UPDATE: After running like this for less than a day, I noticed I could hear the burner on Tank #2 firing more often than normal (meaning more often than it used to run on Tank #1 when it was the primary heater), so I thought it about the setup some more… and determined that this approach will work fine for homeowners with two water heaters in series… unless you have a recirculating pump that returns warm water to Tank #1 (like I currently do). With the recirculating pump running, it’s pulling warm water from Tank #2 around the house, then pushing it into the bottom of Tank #1. The hot water then cools somewhat when it hits the cold water sitting in Tank #1, but the pump also forces cold water from Tank #1 over into Tank #2, even when no hot water faucets in the house are demanding hot water (the pump is essentially creating the demand). When enough cold water hits Tank #2, the burner fires up to bring it up to temperature. And that’s happening way too often.
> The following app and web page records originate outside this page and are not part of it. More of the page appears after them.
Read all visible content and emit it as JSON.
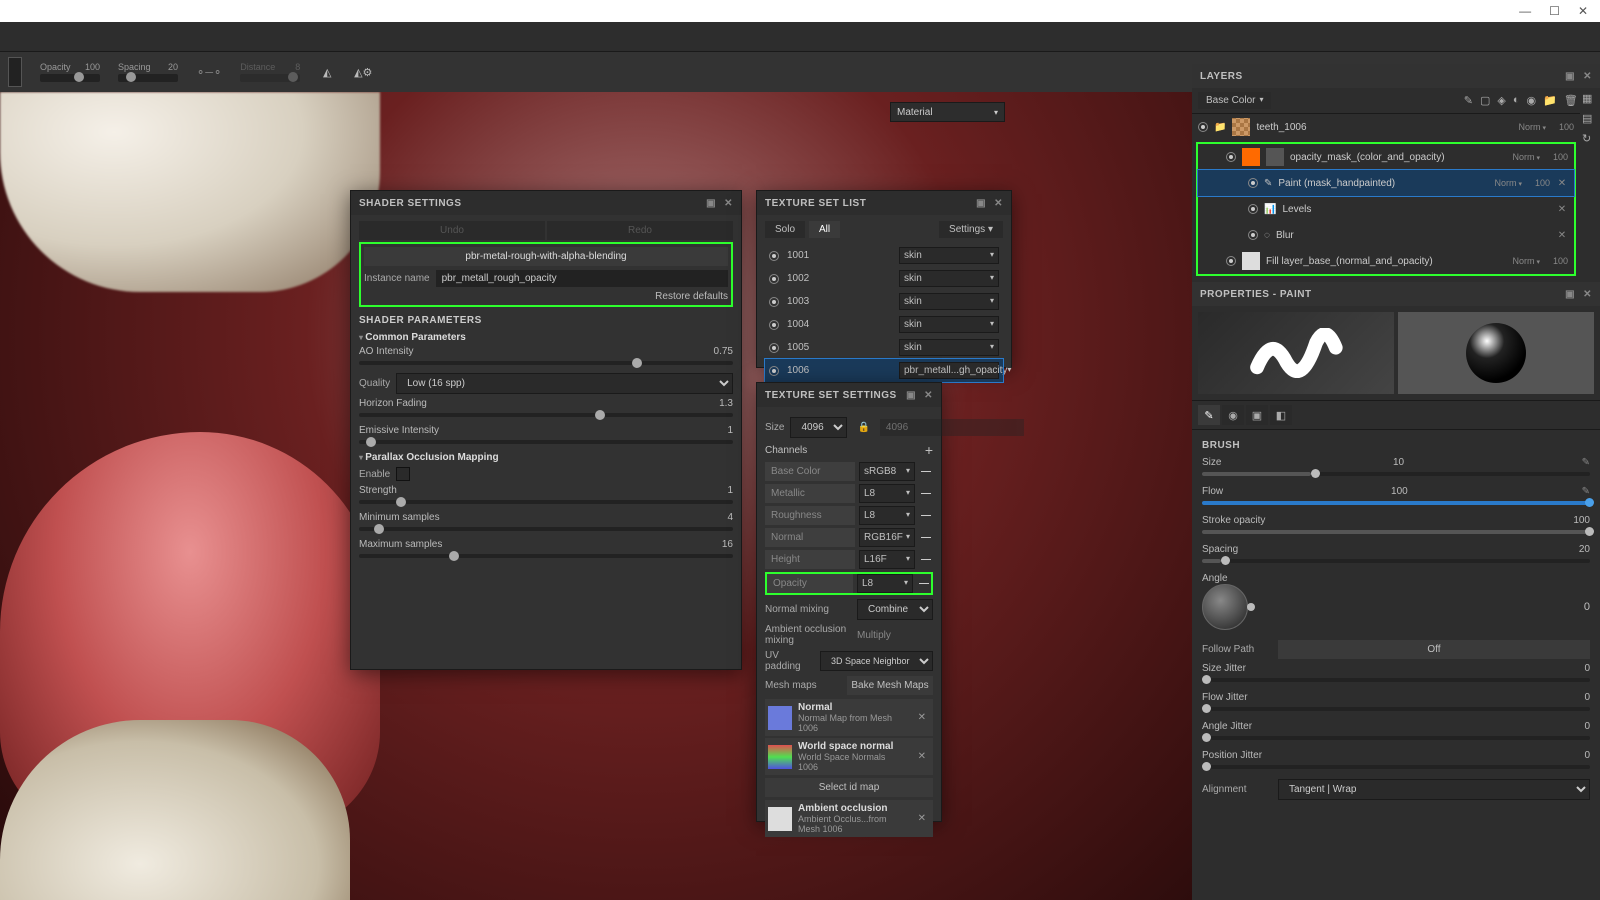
{
  "window_controls": {
    "min": "—",
    "max": "☐",
    "close": "✕"
  },
  "top_sliders": {
    "opacity": {
      "label": "Opacity",
      "value": "100"
    },
    "spacing": {
      "label": "Spacing",
      "value": "20"
    },
    "distance": {
      "label": "Distance",
      "value": "8"
    }
  },
  "material_dropdown": "Material",
  "shader_settings": {
    "title": "SHADER SETTINGS",
    "undo": "Undo",
    "redo": "Redo",
    "shader_name": "pbr-metal-rough-with-alpha-blending",
    "instance_label": "Instance name",
    "instance_name": "pbr_metall_rough_opacity",
    "restore": "Restore defaults",
    "params_title": "SHADER PARAMETERS",
    "group1": "Common Parameters",
    "ao": {
      "lbl": "AO Intensity",
      "val": "0.75"
    },
    "quality_lbl": "Quality",
    "quality_val": "Low (16 spp)",
    "horizon": {
      "lbl": "Horizon Fading",
      "val": "1.3"
    },
    "emissive": {
      "lbl": "Emissive Intensity",
      "val": "1"
    },
    "group2": "Parallax Occlusion Mapping",
    "enable": "Enable",
    "strength": {
      "lbl": "Strength",
      "val": "1"
    },
    "minsamp": {
      "lbl": "Minimum samples",
      "val": "4"
    },
    "maxsamp": {
      "lbl": "Maximum samples",
      "val": "16"
    }
  },
  "texture_set_list": {
    "title": "TEXTURE SET LIST",
    "solo": "Solo",
    "all": "All",
    "settings_btn": "Settings",
    "sets": [
      {
        "id": "1001",
        "shader": "skin"
      },
      {
        "id": "1002",
        "shader": "skin"
      },
      {
        "id": "1003",
        "shader": "skin"
      },
      {
        "id": "1004",
        "shader": "skin"
      },
      {
        "id": "1005",
        "shader": "skin"
      },
      {
        "id": "1006",
        "shader": "pbr_metall...gh_opacity"
      }
    ]
  },
  "texture_set_settings": {
    "title": "TEXTURE SET SETTINGS",
    "size_lbl": "Size",
    "size": "4096",
    "size2": "4096",
    "channels_lbl": "Channels",
    "channels": [
      {
        "name": "Base Color",
        "fmt": "sRGB8"
      },
      {
        "name": "Metallic",
        "fmt": "L8"
      },
      {
        "name": "Roughness",
        "fmt": "L8"
      },
      {
        "name": "Normal",
        "fmt": "RGB16F"
      },
      {
        "name": "Height",
        "fmt": "L16F"
      },
      {
        "name": "Opacity",
        "fmt": "L8"
      }
    ],
    "normal_mixing_lbl": "Normal mixing",
    "normal_mixing": "Combine",
    "ao_mixing_lbl": "Ambient occlusion mixing",
    "ao_mixing": "Multiply",
    "uv_padding_lbl": "UV padding",
    "uv_padding": "3D Space Neighbor",
    "mesh_maps_lbl": "Mesh maps",
    "bake_btn": "Bake Mesh Maps",
    "maps": [
      {
        "name": "Normal",
        "sub": "Normal Map from Mesh 1006",
        "color": "#6a7adb"
      },
      {
        "name": "World space normal",
        "sub": "World Space Normals 1006",
        "color": "linear-gradient(#e05050,#50e050,#5050e0)"
      },
      {
        "name": "Ambient occlusion",
        "sub": "Ambient Occlus...from Mesh 1006",
        "color": "#dddddd"
      }
    ],
    "select_id": "Select id map"
  },
  "layers": {
    "title": "LAYERS",
    "channel_dd": "Base Color",
    "items": [
      {
        "name": "teeth_1006",
        "blend": "Norm",
        "opac": "100",
        "thumb": "#cc9966",
        "indent": 0,
        "folder": true
      },
      {
        "name": "opacity_mask_(color_and_opacity)",
        "blend": "Norm",
        "opac": "100",
        "thumb": "#ff6a00",
        "thumb2": "#555",
        "indent": 1
      },
      {
        "name": "Paint (mask_handpainted)",
        "blend": "Norm",
        "opac": "100",
        "indent": 2,
        "icon": "brush",
        "selected": true
      },
      {
        "name": "Levels",
        "indent": 2,
        "icon": "levels"
      },
      {
        "name": "Blur",
        "indent": 2,
        "icon": "blur"
      },
      {
        "name": "Fill layer_base_(normal_and_opacity)",
        "blend": "Norm",
        "opac": "100",
        "thumb": "#ddd",
        "indent": 1
      }
    ]
  },
  "properties": {
    "title": "PROPERTIES - PAINT",
    "brush_title": "BRUSH",
    "size": {
      "lbl": "Size",
      "val": "10"
    },
    "flow": {
      "lbl": "Flow",
      "val": "100"
    },
    "stroke_op": {
      "lbl": "Stroke opacity",
      "val": "100"
    },
    "spacing": {
      "lbl": "Spacing",
      "val": "20"
    },
    "angle": {
      "lbl": "Angle",
      "val": "0"
    },
    "follow_path": {
      "lbl": "Follow Path",
      "val": "Off"
    },
    "size_jitter": {
      "lbl": "Size Jitter",
      "val": "0"
    },
    "flow_jitter": {
      "lbl": "Flow Jitter",
      "val": "0"
    },
    "angle_jitter": {
      "lbl": "Angle Jitter",
      "val": "0"
    },
    "pos_jitter": {
      "lbl": "Position Jitter",
      "val": "0"
    },
    "alignment_lbl": "Alignment",
    "alignment": "Tangent | Wrap"
  }
}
So for now, I’ve switched back to my original settings, until I can re-plumb the recirculating pump to push water into Tank #2. Look for a new blog post soon! 🙂
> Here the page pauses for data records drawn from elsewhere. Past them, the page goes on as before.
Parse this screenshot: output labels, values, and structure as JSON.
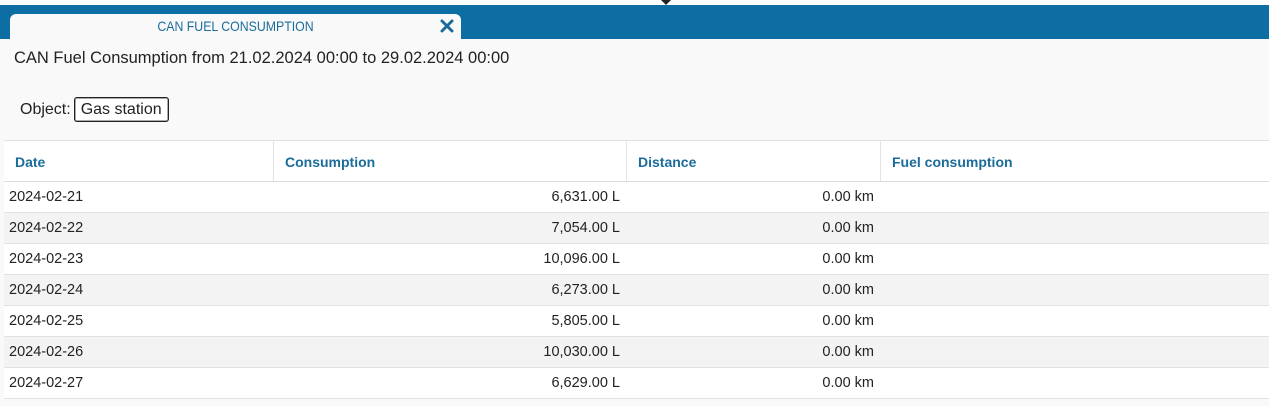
{
  "tab": {
    "title": "CAN FUEL CONSUMPTION",
    "close_icon": "close-icon"
  },
  "report": {
    "title": "CAN Fuel Consumption from 21.02.2024 00:00 to 29.02.2024 00:00",
    "object_label": "Object:",
    "object_value": "Gas station"
  },
  "table": {
    "headers": {
      "date": "Date",
      "consumption": "Consumption",
      "distance": "Distance",
      "fuel_consumption": "Fuel consumption"
    },
    "rows": [
      {
        "date": "2024-02-21",
        "consumption": "6,631.00 L",
        "distance": "0.00 km",
        "fuel_consumption": ""
      },
      {
        "date": "2024-02-22",
        "consumption": "7,054.00 L",
        "distance": "0.00 km",
        "fuel_consumption": ""
      },
      {
        "date": "2024-02-23",
        "consumption": "10,096.00 L",
        "distance": "0.00 km",
        "fuel_consumption": ""
      },
      {
        "date": "2024-02-24",
        "consumption": "6,273.00 L",
        "distance": "0.00 km",
        "fuel_consumption": ""
      },
      {
        "date": "2024-02-25",
        "consumption": "5,805.00 L",
        "distance": "0.00 km",
        "fuel_consumption": ""
      },
      {
        "date": "2024-02-26",
        "consumption": "10,030.00 L",
        "distance": "0.00 km",
        "fuel_consumption": ""
      },
      {
        "date": "2024-02-27",
        "consumption": "6,629.00 L",
        "distance": "0.00 km",
        "fuel_consumption": ""
      }
    ]
  },
  "colors": {
    "header_bar": "#0c6ea3",
    "accent_text": "#1b6c9a"
  }
}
Tip #2: Insulate Your Exposed Hot Water Pipes

As I worked on my humidifier and pressure gauge plumbing project this week, I decided I wanted to insulate any of the hot water pipes I could see in the utility room. If I can see them, that means they’re exposed to the air, and are radiating (and therefore losing) some amount of heat into the air.

Exactly how much energy I’m losing this way is hard to tell, but insulating them is extremely inexpensive, so even without knowing exactly — it’s still the right thing to do. Out of curiosity, I took a few readings with my brand new Fluke 62 MAX+ IR Thermometer that Santa brought me this Christmas just so I’d know how hot the exposed copper pipes were on their exterior surface.

At the local hardware store, I picked up five 6′ insulating foam pipe covers, each of which cost $1.18 each. For less than $6, I was able to cover all the hot 3/4″ copper pipes I could see in the utility room (including the copper flex hose that connects Tank #1 to Tank #2). Here’s the “before” picture (which is actually the “after” picture from the above-mentioned humidifier and pressure gauge project):

Before installing insulating foam.

Before installing insulating foam.

And here’s the after:

After installing insulating foam.

After installing insulating foam.

Again, all the material cost less than $6, and I had about 3 feet left over. Next time I’m down here, I plan to use some black duct tape to secure the ends of the foam around the fittings, just to have a more snug fit.

After finishing this project, I waited a few hours to allow the foam to heat up and then took another set of readings with my IR thermometer. The foam was between 15F – 20F cooler than the exposed pipe, which confirms they’re doing their job.

Insulating is an often overlooked method of saving a lot of money over time, by spending  a little money and time. I’ve got some blog posts planned in the future as I try to tackle some weatherstripping and insulation projects this winter (stay tuned!)

That’s All, Folks!

These two water heater tips are quick and cheap, and guaranteed to save you money. If you have any quick energy saving tips of your own, please feel free to leave them in the comments. You just may give me an idea for my next blog post! 🙂

  • Alo Pexoma

    What about simply running water heater #1 at a lower temperature(something like halfway between off and whatever tank #2 is set to)? It becomes a lower temp holding tank for #2. It still burns quite a bit less energy, and so suffers less overall heat loss. The recirculating pump is ultimately pushing lukewarm water into tank #1 anyway, so there’s less worry that it will be cycling needlessly due to extra cold water throughput. Tank #2 still does the bulk of the heating work, but still does considerably less overall work than #1 would do by itself.